We’ve all had it happen, go into the fridge to make a salad or grab some carrots and everything is wilted and looking a little worse for wear. So what do we do? Inevitably we toss it, I mean who wants to eat rubber carrots? Not me!

The good news is, you no longer have to toss those rubber carrots or your wilted greens. Storing vegetables in the fridge can be a challenge as there are a lot of factors that will influence the life of your produce. How fresh was it when you bought it? The temperature of your fridge and even where you place your produce in your fridge can all affect its life cycle.

Fresh produce is key! Produce that you buy at the grocery store, while it may look fresh is not as freshly picked as produce you get at a farmers market. Produce in the grocery s several days before it appears on the shelf, and when produce only lasts so long this is already cutting into your shelf life. Visiting local farmers markets, where the produce is often picked that day or the night before is the best way to get the freshest produce possible.

How cold is your fridge? Is your fridge’s temperature regulated throughout, meaning is the back of the shelf just as cold as the front of the shelf? Unfortunately, the answer is probably not. You may have already realized that food sitting in the back can often freeze. Even if your fridge is brand new it can still have problems keeping the temperature even throughout. How many times you open and close your fridge during the day can also greatly affect the temperature, as the cold air will escape every time you open it, which is why you have probably heard to not stand in front of the fridge with the door open looking for something to eat.

Do you use your crispers – the drawers at the bottom of the fridge? They often have a sliding vent that will help you to maximize the life of your produce, often having one setting for veggies and one setting for fruit. I personally have had a constant battle with the drawers and which items go in which, and what if you have so much produce (as I often do) that it doesn’t even fit in the drawers?

Regardless of your fridge, there is a way to save your trash can or your compost from those carrots you bought 5 days ago. The answer = cold water!

When vegetables are wrinkled or your greens are wilted and shrinking up, they are simply dehydrated. If you think about how much water is contained in your produce and the look of them after sitting in the fridge for a week it makes sense. Now slimy produce is a whole other story and there is no quick resolve for that except to toss it in the compost.

I buy a lot of Kale, and if its not eaten within 2 or 3 days it starts to look tired and limp, but you can bring it new life. Follow these steps to save your tired and wilted veggies from the compost, at least for a few more days!

  • Separate Your Veggies
    • Put your veggies in groups, put all the greens together.
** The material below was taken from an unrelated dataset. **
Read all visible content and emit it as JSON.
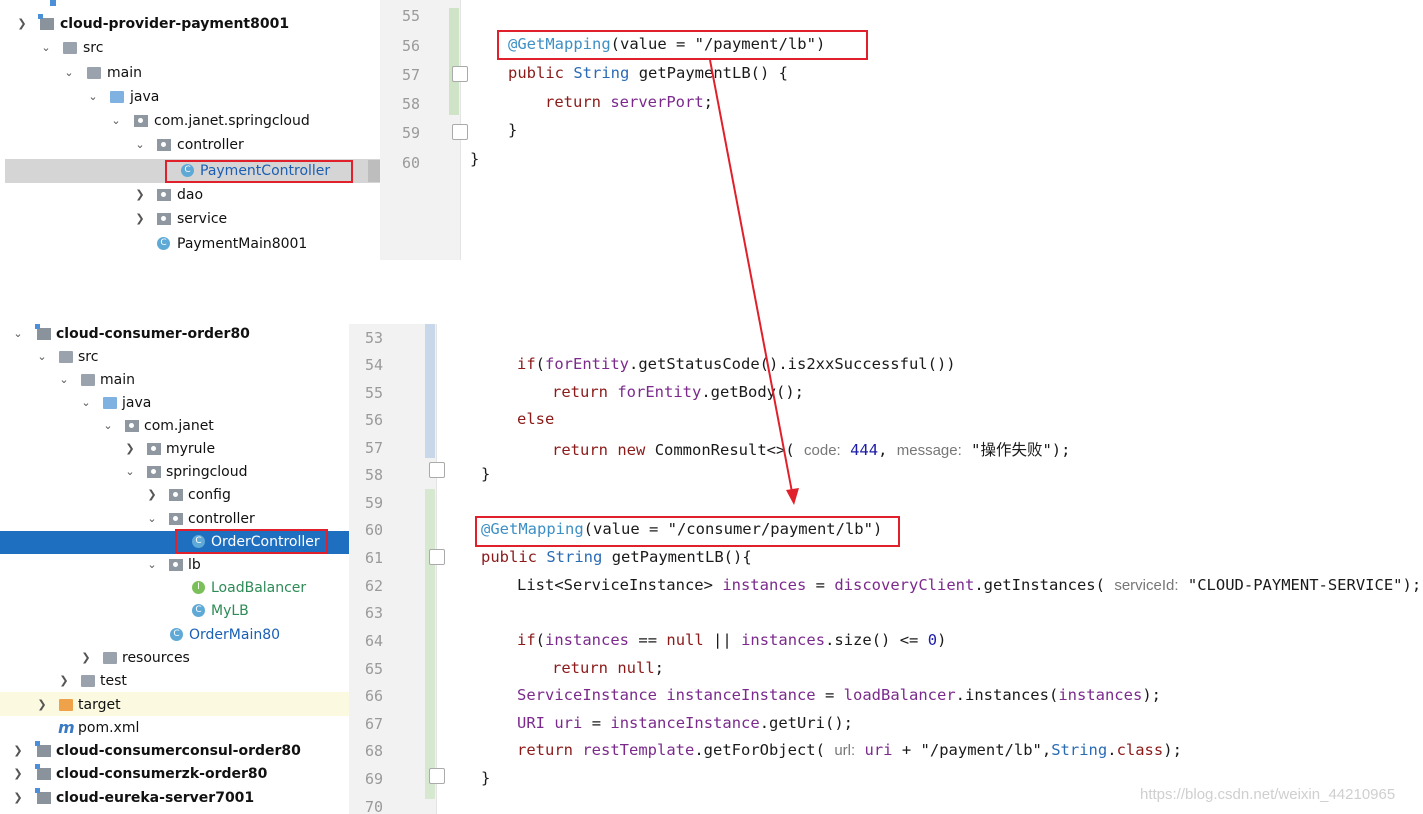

Carrots & Potatoes together and even Celery.
    • Different types of veggies will take different amounts of time based on their density. Leafy greens will take less time than Carrots or Potatoes.
    • Cut off any parts that don’t look like you should keep them (bruises, browning or sliminess)
  • Run Cold Water from the Tap
    • You want the water to be really cold, as cold as you can get it. I often leave the tap running on cold while I prepare my veggies and putting them in the bowl.
  • Find a Mixing Bowl or Dish Large Enough to Hold Your Veggies
    • You need a dish big enough that you can submerge your produce in it without having to chop it all up.
    • Mixing bowls work great, or roasting pans.
  • Put Your Veggies in the Dish & Cover with Cold Water
    • You want to make sure that you get them covered in water, leafy greens can be a bit of a challenge as they tend to float somewhat so you will need to monitor them and turn them over in the cold water.
  • Let Sit and Absorb the Water
    • How long, really depends on your veggies and how wilted they are.
    • Carrots and potatoes or any other veggie that is really dense can take quite awhile, but you can leave them there for hours. No harm will come to them by leaving them overnight or forgetting about them.
    • Leafy greens – be careful with how long you leave them in, you can see them renew and get crunchy. When they are crunchy take them out of the water. Don’t leave leafy greens in the water longer than 3-4 hours, the leaves will start to turn yellow or brown and then you won’t want to eat them.

Have you tried to save your wilted veggies? What veggies have you tried? Have you found any other tricks that work for you?